Finally, Justice Sotomayor, joined by Justice Ginsburg, dissented from the denial of cert in Williams v. Hobbs, a habeas case involving a capital defendant. At trial, defense counsel had called only one witness during the penalty phase, who did not know the defendant personally, and who testified from his own experience that life was more pleasant on death row than in the general prison population. The defendant's direct appeal and state habeas petitions arguing ineffective assistance of counsel were unsuccessful. On federal habeas review, the district court found the State court's denial of the defendant's ineffective-assistance claim to be unreasonable, and conducted an evidentiary hearing to determine whether the defendant had been prejudiced by the ineffective assistance. The hearing revealed substantial mitigating evidence that could have been introduced during the penalty phase. The district court granted habeas relief on the strength of that evidence, but the Eighth Circuit reversed, finding that the defendant failed to prove prejudice based on facts before the State court. 28 U.S.C. § 2254(e)(2) generally provides that courts shall not hold evidentiary hearings on a claim if a habeas petitioner has failed to develop the factual basis for the claim in State court proceedings. The Court declined to hear the case.

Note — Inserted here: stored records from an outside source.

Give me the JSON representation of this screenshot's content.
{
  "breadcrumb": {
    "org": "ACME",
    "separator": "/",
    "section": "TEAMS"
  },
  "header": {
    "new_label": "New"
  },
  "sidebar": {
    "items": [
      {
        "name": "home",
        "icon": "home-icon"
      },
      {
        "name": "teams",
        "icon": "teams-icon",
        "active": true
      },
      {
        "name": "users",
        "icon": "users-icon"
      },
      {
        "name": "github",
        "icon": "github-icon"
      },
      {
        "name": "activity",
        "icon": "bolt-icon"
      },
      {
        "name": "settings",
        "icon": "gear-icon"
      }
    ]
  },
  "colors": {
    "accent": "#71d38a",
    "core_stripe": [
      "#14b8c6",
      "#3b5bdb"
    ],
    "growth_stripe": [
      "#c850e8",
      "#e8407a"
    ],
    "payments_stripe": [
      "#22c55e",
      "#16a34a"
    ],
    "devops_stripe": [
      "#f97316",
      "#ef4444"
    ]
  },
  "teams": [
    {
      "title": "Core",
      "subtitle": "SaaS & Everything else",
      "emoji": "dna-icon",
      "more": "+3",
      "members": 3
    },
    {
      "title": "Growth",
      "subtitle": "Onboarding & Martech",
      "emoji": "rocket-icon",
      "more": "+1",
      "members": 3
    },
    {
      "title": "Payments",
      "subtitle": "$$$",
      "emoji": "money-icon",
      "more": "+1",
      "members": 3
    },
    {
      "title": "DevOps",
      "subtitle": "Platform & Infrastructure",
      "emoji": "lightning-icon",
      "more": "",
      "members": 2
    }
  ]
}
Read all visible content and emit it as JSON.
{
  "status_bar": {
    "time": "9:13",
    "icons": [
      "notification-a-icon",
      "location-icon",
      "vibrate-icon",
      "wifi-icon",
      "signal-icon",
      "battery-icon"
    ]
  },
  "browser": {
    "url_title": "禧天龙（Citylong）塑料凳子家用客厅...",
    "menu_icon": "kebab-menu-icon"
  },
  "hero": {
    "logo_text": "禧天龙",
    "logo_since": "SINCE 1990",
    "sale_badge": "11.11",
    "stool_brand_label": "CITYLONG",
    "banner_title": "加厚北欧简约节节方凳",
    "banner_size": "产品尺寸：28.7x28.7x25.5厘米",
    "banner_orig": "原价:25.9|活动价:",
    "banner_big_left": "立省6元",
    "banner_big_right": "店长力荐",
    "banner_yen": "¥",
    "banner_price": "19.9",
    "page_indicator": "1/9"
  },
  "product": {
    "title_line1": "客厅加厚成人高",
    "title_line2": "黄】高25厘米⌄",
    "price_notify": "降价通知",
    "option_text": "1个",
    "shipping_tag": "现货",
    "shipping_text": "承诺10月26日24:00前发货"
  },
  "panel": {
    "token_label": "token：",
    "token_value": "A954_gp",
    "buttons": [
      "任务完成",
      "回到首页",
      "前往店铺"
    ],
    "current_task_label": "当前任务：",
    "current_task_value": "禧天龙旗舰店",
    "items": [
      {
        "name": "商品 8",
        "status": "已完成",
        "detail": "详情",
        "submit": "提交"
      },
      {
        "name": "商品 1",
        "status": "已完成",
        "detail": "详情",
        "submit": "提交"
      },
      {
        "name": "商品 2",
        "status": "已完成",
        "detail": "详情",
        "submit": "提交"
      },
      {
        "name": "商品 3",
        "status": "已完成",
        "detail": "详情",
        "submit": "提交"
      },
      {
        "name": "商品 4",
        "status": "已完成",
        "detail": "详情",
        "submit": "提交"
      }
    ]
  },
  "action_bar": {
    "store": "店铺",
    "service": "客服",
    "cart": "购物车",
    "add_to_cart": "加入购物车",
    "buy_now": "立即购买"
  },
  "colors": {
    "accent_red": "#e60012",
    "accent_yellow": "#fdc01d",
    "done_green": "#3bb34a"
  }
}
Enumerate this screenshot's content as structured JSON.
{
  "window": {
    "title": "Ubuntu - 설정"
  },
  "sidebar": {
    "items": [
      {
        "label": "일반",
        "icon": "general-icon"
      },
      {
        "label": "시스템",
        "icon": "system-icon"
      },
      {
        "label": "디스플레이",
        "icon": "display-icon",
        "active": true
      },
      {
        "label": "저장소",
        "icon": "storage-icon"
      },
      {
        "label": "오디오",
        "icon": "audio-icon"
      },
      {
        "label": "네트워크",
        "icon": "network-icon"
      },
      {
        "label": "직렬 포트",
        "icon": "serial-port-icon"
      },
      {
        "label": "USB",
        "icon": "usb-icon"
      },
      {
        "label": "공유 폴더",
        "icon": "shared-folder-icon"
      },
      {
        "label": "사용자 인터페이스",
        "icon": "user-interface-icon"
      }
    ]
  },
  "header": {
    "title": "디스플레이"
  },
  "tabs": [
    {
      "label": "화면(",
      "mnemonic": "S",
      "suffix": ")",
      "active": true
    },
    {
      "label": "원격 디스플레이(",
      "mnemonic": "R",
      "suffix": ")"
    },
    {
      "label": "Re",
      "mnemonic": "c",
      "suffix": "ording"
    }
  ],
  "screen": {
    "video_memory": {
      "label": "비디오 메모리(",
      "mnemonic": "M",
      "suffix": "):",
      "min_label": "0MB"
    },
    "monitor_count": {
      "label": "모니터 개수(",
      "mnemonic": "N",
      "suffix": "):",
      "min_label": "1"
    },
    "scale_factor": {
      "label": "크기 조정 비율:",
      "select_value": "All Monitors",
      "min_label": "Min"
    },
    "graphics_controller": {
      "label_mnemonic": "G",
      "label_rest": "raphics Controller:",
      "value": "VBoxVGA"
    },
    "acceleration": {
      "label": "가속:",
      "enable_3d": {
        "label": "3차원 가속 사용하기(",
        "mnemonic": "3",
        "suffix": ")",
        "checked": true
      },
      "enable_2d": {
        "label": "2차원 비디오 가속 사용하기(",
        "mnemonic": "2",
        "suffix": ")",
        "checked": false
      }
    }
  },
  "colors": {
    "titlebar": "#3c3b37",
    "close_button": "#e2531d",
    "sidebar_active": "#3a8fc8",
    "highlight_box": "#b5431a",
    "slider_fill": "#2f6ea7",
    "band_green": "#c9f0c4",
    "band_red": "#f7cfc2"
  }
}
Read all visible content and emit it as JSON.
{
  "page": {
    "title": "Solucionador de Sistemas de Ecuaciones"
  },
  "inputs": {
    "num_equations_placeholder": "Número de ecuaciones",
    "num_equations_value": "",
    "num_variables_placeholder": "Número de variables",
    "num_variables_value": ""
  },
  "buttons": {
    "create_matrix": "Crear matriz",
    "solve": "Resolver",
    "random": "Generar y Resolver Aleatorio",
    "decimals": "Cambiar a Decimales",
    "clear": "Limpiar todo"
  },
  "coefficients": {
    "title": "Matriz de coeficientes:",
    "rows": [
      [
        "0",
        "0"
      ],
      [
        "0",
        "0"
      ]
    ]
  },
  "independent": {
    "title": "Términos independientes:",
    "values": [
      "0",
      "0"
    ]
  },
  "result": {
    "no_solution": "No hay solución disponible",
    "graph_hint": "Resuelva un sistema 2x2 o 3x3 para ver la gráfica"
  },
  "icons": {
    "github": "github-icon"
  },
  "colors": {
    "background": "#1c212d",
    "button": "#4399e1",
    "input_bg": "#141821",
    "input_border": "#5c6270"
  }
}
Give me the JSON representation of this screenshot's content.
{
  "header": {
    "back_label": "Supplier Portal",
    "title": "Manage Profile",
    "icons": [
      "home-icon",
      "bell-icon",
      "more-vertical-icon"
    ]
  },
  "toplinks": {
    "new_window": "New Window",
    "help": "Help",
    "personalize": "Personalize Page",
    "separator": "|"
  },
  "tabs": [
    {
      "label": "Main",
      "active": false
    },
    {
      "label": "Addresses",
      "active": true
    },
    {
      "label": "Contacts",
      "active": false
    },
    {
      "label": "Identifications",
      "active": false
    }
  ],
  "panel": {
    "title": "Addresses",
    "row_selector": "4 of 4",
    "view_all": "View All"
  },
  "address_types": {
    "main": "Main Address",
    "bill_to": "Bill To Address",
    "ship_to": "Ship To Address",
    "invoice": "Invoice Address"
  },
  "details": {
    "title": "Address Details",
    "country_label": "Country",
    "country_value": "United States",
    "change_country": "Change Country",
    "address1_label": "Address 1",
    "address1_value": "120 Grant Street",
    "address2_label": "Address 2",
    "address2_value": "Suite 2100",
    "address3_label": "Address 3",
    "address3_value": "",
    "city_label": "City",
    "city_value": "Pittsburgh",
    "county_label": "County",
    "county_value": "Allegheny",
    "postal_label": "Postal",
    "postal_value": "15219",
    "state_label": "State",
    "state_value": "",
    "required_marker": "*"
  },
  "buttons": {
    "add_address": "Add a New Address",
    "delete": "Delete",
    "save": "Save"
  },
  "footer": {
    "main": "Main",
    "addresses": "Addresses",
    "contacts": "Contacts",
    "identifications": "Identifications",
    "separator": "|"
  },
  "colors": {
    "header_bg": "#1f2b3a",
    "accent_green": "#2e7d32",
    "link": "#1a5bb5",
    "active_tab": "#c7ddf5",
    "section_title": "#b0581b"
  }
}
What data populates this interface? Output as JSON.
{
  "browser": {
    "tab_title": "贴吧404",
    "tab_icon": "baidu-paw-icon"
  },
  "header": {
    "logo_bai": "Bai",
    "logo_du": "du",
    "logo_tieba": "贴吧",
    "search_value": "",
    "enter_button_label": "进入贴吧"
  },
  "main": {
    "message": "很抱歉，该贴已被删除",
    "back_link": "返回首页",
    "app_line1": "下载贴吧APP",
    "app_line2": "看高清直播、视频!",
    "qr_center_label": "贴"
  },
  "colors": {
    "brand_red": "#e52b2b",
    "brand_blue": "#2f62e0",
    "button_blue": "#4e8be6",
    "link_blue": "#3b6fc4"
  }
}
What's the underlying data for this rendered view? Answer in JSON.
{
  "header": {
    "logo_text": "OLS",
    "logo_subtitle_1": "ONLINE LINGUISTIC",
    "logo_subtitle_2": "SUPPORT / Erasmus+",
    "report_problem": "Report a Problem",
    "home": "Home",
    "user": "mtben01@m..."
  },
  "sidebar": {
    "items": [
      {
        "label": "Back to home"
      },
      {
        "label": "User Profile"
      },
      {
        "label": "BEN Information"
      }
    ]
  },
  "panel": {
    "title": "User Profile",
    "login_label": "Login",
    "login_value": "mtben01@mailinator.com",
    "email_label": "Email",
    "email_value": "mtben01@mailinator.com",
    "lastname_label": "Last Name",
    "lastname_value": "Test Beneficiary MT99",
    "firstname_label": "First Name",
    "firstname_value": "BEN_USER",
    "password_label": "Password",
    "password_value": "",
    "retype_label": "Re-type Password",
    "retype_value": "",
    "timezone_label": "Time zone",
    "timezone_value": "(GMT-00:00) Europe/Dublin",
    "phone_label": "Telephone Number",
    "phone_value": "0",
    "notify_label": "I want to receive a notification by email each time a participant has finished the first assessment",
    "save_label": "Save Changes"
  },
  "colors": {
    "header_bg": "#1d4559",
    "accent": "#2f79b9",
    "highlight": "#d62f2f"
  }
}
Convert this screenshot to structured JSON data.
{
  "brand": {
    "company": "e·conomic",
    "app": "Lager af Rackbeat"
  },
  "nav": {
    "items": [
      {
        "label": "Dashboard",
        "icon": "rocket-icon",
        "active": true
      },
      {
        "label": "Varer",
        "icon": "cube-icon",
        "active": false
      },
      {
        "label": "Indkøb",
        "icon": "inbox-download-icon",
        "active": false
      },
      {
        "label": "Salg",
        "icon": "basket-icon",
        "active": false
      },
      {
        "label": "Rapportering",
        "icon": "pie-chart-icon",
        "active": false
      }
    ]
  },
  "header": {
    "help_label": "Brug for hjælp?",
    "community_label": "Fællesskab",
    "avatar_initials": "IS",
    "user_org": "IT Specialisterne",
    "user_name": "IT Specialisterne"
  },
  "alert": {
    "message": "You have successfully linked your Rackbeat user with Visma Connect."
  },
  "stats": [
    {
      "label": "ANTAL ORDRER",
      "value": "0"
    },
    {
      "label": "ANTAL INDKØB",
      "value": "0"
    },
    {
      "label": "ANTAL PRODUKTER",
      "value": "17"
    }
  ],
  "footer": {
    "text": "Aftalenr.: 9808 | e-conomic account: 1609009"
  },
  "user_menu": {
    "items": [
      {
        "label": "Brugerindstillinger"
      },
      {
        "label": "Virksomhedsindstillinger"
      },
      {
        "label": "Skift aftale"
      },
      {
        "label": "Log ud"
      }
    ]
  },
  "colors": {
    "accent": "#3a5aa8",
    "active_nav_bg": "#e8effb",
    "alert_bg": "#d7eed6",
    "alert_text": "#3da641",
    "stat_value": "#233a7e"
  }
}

Justices Sotomayor and Ginsburg would have taken the case and vacated the Eighth Circuit's judgment. The dissenters acknowledged that the State could have raised an objection under § 2254(e)(2) to stop the district court from holding the evidentiary hearing. But they disagreed with the Eighth Circuit's finding that the State had in fact objected. To the contrary, the record indicated that the State affirmatively consented to the hearing, and tried to use new evidence developed at the hearing to its own strategic advantage. The dissenters also disagreed with the Eighth Circuit's decision in the alternative, to exercise its discretion to consider the § 2254(e)(2) issue even if the State had not objected: "It is true . . . that the policy against evidentiary hearings in federal habeas promotes principles of comity and federalism…. But when the State voluntarily participates in a federal evidentiary hearing—without objection, with an apparent intent of supplementing the record for its own purposes, and at a significant cost and expenditure of judicial resources—those interests are significantly diminished if not altogether absent."
We wish we could end on a cheerier note. We do thank you for reading, and promise to be back with any new decisions and orders as they are released.
Kim & Jenny